▸ Action item:
Look through the data below and return each line where "JSON" appears.

[Items from an interface collection]
--*--

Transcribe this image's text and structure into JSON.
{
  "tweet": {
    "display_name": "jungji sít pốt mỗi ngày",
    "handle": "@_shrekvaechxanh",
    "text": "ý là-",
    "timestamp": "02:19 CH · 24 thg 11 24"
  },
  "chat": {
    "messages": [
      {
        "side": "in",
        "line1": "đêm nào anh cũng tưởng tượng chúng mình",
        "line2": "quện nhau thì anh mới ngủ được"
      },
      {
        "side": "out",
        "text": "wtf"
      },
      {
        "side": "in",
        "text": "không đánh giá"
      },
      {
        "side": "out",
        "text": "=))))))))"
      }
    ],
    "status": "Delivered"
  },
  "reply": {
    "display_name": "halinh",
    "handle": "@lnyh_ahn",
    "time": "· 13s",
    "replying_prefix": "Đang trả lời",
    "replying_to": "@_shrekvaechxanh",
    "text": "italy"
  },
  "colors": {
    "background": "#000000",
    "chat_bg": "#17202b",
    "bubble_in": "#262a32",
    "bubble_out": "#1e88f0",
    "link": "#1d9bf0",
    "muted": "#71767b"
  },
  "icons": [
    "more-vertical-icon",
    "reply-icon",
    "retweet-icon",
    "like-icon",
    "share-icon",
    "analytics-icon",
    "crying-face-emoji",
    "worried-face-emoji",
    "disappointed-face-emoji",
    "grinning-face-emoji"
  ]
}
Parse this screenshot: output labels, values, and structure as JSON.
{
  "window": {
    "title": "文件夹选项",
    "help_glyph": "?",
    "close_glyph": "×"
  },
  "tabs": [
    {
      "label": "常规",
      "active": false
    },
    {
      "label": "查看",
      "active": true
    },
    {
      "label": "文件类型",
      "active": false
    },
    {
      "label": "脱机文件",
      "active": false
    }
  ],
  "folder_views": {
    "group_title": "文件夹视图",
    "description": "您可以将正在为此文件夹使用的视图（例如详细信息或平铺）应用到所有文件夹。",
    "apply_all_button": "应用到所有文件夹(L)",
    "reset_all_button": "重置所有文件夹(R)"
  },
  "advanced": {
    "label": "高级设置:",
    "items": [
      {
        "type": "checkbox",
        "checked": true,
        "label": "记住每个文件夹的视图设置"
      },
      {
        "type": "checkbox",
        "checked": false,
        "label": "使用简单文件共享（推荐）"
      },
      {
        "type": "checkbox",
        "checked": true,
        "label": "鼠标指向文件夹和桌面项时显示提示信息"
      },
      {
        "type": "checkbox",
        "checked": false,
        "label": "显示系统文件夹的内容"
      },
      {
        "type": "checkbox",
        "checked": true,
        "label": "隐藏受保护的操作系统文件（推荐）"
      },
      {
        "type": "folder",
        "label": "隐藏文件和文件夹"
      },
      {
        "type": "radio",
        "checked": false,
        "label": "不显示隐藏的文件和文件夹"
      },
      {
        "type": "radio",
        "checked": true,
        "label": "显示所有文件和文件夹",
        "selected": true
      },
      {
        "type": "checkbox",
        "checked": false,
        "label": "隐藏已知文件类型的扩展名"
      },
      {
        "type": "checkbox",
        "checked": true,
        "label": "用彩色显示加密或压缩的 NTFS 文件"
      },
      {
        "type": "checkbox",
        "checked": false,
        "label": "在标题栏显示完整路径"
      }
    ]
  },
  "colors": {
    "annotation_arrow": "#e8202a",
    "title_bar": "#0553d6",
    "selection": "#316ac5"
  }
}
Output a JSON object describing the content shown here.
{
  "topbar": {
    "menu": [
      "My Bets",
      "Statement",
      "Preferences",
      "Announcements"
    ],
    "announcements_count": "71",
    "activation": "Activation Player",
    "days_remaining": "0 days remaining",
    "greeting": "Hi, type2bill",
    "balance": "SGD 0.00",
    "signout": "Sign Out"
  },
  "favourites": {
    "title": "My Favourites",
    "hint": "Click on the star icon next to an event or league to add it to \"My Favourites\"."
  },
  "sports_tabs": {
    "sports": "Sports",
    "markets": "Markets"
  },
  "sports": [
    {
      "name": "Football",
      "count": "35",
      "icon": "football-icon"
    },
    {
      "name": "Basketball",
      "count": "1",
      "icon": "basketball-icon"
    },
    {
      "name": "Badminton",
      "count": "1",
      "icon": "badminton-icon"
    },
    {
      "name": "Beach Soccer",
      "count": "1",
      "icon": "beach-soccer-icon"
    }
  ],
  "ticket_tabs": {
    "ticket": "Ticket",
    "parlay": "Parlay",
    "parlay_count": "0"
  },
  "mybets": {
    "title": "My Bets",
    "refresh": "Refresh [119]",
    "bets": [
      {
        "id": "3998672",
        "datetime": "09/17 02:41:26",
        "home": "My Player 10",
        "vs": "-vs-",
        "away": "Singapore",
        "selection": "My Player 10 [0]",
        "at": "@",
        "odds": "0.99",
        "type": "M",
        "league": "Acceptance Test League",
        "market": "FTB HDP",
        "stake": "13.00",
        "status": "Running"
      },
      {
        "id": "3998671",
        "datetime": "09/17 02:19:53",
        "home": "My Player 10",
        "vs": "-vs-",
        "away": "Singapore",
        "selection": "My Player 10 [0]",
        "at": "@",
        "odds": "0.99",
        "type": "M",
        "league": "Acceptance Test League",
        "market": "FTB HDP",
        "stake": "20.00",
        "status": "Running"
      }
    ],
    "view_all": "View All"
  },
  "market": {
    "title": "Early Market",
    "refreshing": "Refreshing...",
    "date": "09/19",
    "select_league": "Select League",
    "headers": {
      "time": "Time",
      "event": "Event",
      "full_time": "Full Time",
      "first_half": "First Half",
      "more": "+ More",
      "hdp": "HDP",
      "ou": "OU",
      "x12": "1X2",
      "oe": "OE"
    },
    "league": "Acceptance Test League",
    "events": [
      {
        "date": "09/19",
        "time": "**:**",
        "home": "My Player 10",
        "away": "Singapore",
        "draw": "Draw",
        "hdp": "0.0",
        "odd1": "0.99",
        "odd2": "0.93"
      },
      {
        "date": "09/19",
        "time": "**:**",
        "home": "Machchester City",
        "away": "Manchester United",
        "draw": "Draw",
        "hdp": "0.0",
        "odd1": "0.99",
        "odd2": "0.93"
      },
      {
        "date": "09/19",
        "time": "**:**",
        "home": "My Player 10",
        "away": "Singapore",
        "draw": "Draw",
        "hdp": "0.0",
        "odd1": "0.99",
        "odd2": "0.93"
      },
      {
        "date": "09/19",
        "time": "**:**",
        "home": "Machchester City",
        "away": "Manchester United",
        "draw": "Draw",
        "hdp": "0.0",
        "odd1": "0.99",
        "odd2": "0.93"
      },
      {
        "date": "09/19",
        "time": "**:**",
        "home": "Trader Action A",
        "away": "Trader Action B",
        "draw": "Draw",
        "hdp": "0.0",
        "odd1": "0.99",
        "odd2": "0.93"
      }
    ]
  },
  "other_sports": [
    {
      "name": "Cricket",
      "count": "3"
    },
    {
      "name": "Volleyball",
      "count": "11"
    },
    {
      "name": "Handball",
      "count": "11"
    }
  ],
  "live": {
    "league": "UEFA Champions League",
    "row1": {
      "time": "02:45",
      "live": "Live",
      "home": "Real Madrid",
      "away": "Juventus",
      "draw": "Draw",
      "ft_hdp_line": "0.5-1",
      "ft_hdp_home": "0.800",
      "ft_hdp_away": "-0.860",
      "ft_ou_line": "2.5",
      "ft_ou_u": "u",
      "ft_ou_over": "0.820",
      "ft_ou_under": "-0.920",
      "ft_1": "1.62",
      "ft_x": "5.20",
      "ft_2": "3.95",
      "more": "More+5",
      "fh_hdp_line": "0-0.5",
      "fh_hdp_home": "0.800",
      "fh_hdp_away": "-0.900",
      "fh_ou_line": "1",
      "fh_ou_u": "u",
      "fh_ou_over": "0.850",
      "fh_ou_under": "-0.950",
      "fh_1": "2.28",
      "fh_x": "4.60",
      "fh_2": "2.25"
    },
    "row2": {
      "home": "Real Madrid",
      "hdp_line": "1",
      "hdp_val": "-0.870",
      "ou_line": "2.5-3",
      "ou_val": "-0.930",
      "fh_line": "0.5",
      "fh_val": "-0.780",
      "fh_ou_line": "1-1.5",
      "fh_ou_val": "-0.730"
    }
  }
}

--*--

▸ Output for this task:
Transcribe this image's text and structure into JSON.
Parse this screenshot: output labels, values, and structure as JSON.
Output a JSON object describing the content shown here.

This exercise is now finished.